--- STUDY MATERIAL Enclosed Below ---

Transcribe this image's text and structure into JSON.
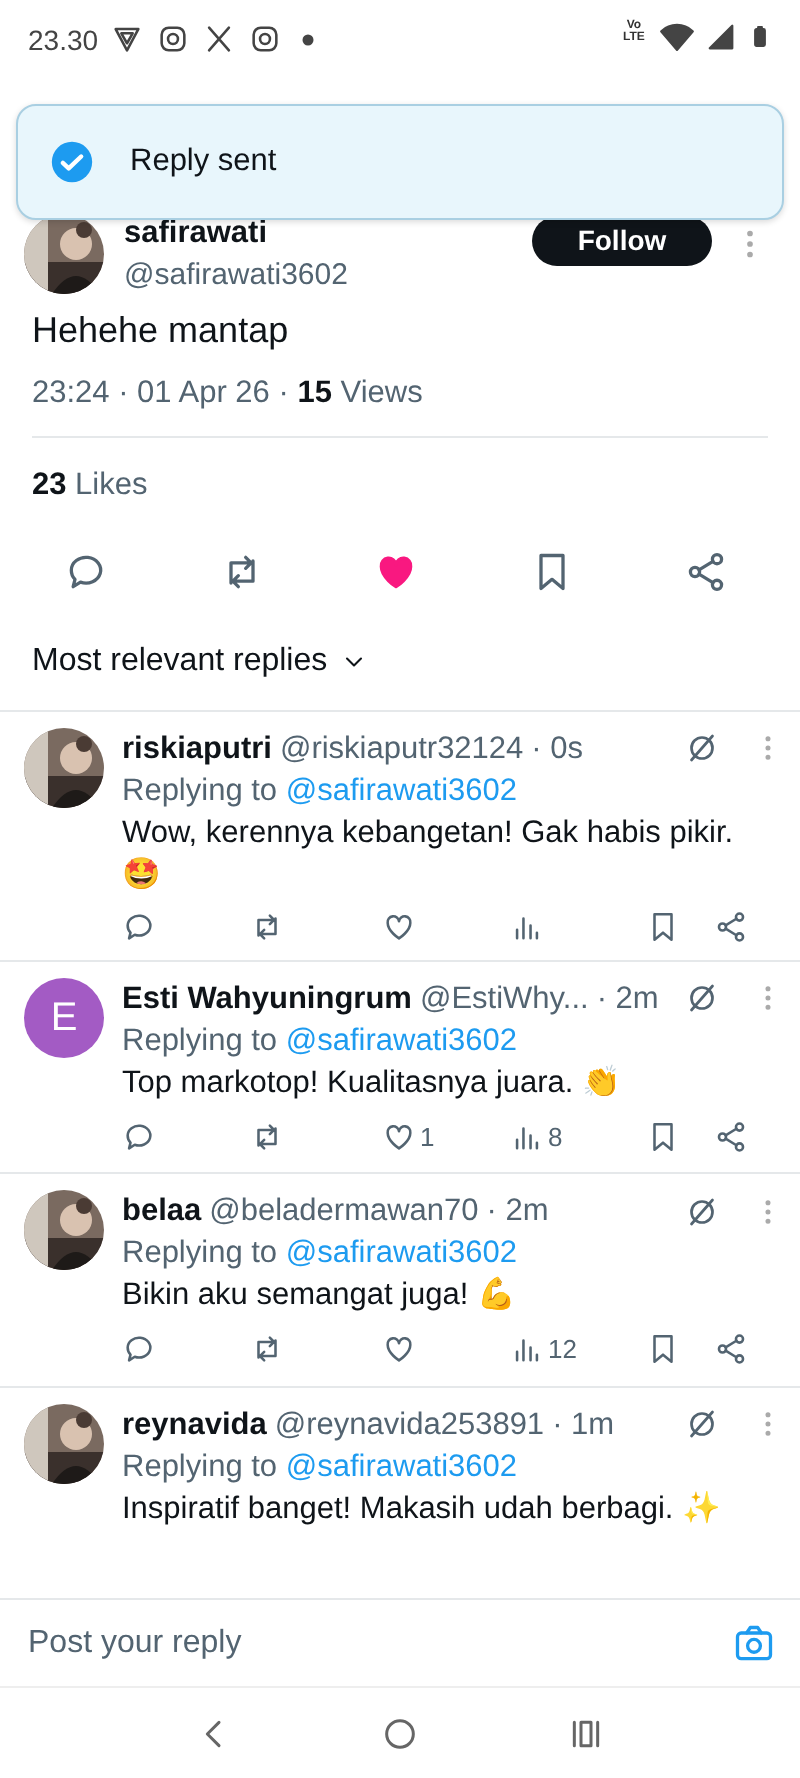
{
  "status_bar": {
    "time": "23.30",
    "network": "Vo LTE"
  },
  "toast": {
    "text": "Reply sent"
  },
  "author": {
    "name": "safirawati",
    "handle": "@safirawati3602",
    "follow": "Follow"
  },
  "post": {
    "text": "Hehehe mantap",
    "meta": "23:24 · 01 Apr 26 · **15** Views",
    "likes": "**23** Likes",
    "liked": true,
    "bookmarked": false
  },
  "sort": {
    "label": "Most relevant replies"
  },
  "replies": [
    {
      "name": "riskiaputri",
      "handle": "@riskiaputr32124",
      "time": "· 0s",
      "replying_prefix": "Replying to",
      "replying_to": "@safirawati3602",
      "text": "Wow, kerennya kebangetan! Gak habis pikir. 🤩",
      "actions": {
        "liked": false
      }
    },
    {
      "avatar": {
        "kind": "letter",
        "letter": "E",
        "color": "#a35bc4"
      },
      "name": "Esti Wahyuningrum",
      "handle": "@EstiWhy...",
      "time": "· 2m",
      "replying_prefix": "Replying to",
      "replying_to": "@safirawati3602",
      "text": "Top markotop! Kualitasnya juara. 👏",
      "actions": {
        "like_count": "1",
        "view_count": "8",
        "liked": false
      }
    },
    {
      "name": "belaa",
      "handle": "@beladermawan70",
      "time": "· 2m",
      "replying_prefix": "Replying to",
      "replying_to": "@safirawati3602",
      "text": "Bikin aku semangat juga! 💪",
      "actions": {
        "view_count": "12",
        "liked": false
      }
    },
    {
      "name": "reynavida",
      "handle": "@reynavida253891",
      "time": "· 1m",
      "replying_prefix": "Replying to",
      "replying_to": "@safirawati3602",
      "text": "Inspiratif banget! Makasih udah berbagi. ✨"
    }
  ],
  "composer": {
    "placeholder": "Post your reply"
  }
}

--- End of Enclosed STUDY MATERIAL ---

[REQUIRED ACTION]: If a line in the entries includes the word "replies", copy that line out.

[TASK OUTPUT]:
    "label": "Most relevant replies"
  "replies": [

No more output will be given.